This page is a brief (auto)biography of Dad/ Gregg, originally written by himself and his wife Judy prior to his death and published as his obituary:
On January 3rd, 2014 Gregg James Selander’s life in its physical form ended when he took his final breath with his family. He was very healthy, enjoying the universe, the earth, all creatures and family until April 25, 2013 when he was unexpectedly diagnosed with pancreatic cancer. It seemed that he was beating that challenge when the ravages of chemotherapy led to his untimely death at age 64. Gregg requested that his remains be cremated and the ashes scattered in the Pacific Ocean (meaning “peaceful”). He strongly believed that a person’s existence is like water- life being a wave in the ocean, and when that wave crashes at his death there would be no fear, he will still be water, part of the ocean of existence, which is God.
Gregg was the youngest of three children, and though as a kid endured much teasing, as they approached middle age he got to tease his brother Chuck and sister Leanne for being older than he was. Gregg grew up on the east side of St. Paul, MN, where his parents Ade and Betty were raised, and where his father and mother-in-law Fred and Jeanne (Nelson) Oberschulte also grew up.
Gregg developed goals early in life, and some that he accomplished were to go to as many dances, date as many girls, and ski as many slopes as possible before graduating high school. He met Judy at age 15. Since she lived in southern California, he thought that if he wrote to her every day for four years he’d certainly get a government job in the post office. Uncle Sam did offer him a job in 1969 with all expenses paid travel TO southeast Asia, but he turned it down when he learned that the trip did not include a return ticket. Gregg learned to study at the University of Minnesota and graduated magna cum laude just in time to marry Judy who was tired of carrying around four years of his letters. They wed in 1971 in Chula Vista, California on Friday August 13th, six years to the day from when they met on Friday, August 13th 1965. In their wedding invitation they stated that their luck couldn’t get much worse, so they might as well marry on Friday the 13th.

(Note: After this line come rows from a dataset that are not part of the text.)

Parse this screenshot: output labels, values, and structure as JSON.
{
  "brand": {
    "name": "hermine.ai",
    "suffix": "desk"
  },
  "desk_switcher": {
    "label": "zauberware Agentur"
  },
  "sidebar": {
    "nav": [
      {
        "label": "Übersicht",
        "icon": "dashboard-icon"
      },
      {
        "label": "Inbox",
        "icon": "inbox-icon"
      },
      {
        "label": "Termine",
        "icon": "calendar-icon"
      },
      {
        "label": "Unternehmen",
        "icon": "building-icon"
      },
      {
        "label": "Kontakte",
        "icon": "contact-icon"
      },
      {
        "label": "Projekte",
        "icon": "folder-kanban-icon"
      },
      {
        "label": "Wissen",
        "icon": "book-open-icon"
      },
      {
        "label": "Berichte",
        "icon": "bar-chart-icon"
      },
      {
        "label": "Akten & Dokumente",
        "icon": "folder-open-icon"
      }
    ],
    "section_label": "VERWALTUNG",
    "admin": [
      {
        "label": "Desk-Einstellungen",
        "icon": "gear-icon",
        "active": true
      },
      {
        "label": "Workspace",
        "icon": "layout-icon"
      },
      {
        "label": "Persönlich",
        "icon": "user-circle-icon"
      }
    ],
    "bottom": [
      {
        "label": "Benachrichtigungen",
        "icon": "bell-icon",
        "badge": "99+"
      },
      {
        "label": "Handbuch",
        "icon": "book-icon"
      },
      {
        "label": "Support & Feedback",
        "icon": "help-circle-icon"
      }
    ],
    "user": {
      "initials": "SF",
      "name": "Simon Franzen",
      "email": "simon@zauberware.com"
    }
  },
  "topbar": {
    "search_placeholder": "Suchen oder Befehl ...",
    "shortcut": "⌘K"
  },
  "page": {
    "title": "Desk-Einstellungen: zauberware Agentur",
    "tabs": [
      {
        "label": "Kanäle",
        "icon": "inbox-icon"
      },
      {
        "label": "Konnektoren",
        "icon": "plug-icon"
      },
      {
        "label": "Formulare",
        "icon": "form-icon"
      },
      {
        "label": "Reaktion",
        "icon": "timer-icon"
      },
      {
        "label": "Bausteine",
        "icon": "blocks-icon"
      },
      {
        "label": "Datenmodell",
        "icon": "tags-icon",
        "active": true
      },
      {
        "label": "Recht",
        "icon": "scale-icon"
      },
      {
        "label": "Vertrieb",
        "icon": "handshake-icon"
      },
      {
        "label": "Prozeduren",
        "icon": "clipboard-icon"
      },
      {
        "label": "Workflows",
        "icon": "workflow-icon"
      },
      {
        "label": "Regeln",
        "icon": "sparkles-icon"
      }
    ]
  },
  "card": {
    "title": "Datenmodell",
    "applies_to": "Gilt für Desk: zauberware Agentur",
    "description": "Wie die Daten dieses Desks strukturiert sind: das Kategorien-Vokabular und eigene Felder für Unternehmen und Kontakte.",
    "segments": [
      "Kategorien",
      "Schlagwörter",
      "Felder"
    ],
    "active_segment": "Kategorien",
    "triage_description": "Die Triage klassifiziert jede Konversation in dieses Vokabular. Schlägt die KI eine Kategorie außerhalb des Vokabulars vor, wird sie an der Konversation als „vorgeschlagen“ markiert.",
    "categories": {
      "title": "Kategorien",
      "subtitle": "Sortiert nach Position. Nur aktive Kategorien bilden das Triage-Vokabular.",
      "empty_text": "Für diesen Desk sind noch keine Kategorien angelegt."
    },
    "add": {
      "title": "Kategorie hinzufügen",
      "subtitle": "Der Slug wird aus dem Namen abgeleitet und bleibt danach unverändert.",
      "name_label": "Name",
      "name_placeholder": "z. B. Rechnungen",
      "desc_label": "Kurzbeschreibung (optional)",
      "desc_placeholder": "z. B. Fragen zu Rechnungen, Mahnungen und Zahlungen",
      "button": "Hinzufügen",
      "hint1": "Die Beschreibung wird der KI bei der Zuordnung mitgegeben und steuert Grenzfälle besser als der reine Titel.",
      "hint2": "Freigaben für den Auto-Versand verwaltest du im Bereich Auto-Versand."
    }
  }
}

Their student teaching, graduate schools, internships, and residency took them from Minneapolis to Portland, Chicago, Whittier and Orange, California, always stopping in St. Paul to fill up on Gregg’s mom’s rice pudding and rye bread, and his dad’s humor and wallet. In 1977 in Garden Grove, CA, he was ordained as a Lutheran (ELCA) minister, which Judy eventually accepted when she found out it did not entail vows of celibacy and poverty. In Southern California, he worked at St. Andrew’s Lutheran Church in Whittier, St. Joseph Hospital in Orange, Our Redeemer Lutheran Church in Garden Grove, St. Mary Medical Center in Long Beach, and Santa Monica Medical Center (now UCLA), getting into trouble at each site for his support for the LGBT community, his rebelling at authority, or for being too short. Gregg like to “stir the pot,” so to speak, motivated by his firm commitment to embracing diversity and justice. He loved his calling as a chaplain and walked difficult paths with patients for 34 years.
His life changed when Judy had 2 baby boys, and upon each delivery Gregg quickly noticed they were also short, and bonded to them immediately.
As Jacob and Nathan grew, Gregg commented, “For someone who didn’t like children, I am amazed at how much I love these boys, and how creative and funny a dad I’ve become.” To find a good place to raise Jacob and Nathan, Gregg and Judy decided to move to Oregon in 1988. He continued his hospital ministry, the last 17 years of which were in a combination spiritual care director/ mission-director-administrator position at Providence Newberg Medical Center. The staff became like a second family to him, which continued as they lovingly supported him in may ways through the last months of his life.
Because of some life experiences that Gregg had prayed and meditated on, by 1997 he found many traditional Christian understandings of God, faith, and religion impossible to believe. He eventually let go of a belief in a theistic God- one who is outside of the world and who intermittently intervenes in human life and history. His spirituality deepened with this change, and, as he said, “My devotion to Jesus became possible again.” As time went on, the teachings of Vietnamese Buddhist master Thich Nhat Hanh and the practice of those understandings began to guide him for the rest of his life. Upon receiving the Five Mindfulness Trainings of Buddhism, Gregg was given the dharma name “Profound Constancy of the Heart.” His practice deepened and as he moved into his all-too-brief retirement from Providence, Gregg drew closer to the others in his sangha, “Joyful Refuge,” and became a facilitator of the sangha. At the time he became ill with pancreatic cancer he was discussing seeking a mentor to assist with the deepening of his practice. Having been pushed suddenly into the detour of cancer treatment, he spent time and effort bringing together the Christian and Buddhist traditions for his support, consolation, and peace. This and the time in gardens, mountains, and beach were en-courage-ing to Gregg- giving him much needed strength and courage. Judy, Jacob, and Nathan were constant with their love and support, though they suffered greatly themselves. He died extremely grateful for them, and for others in the Buddhist and Christian communities who supported him with loving thoughts, caring breaths, and compassionate prayers.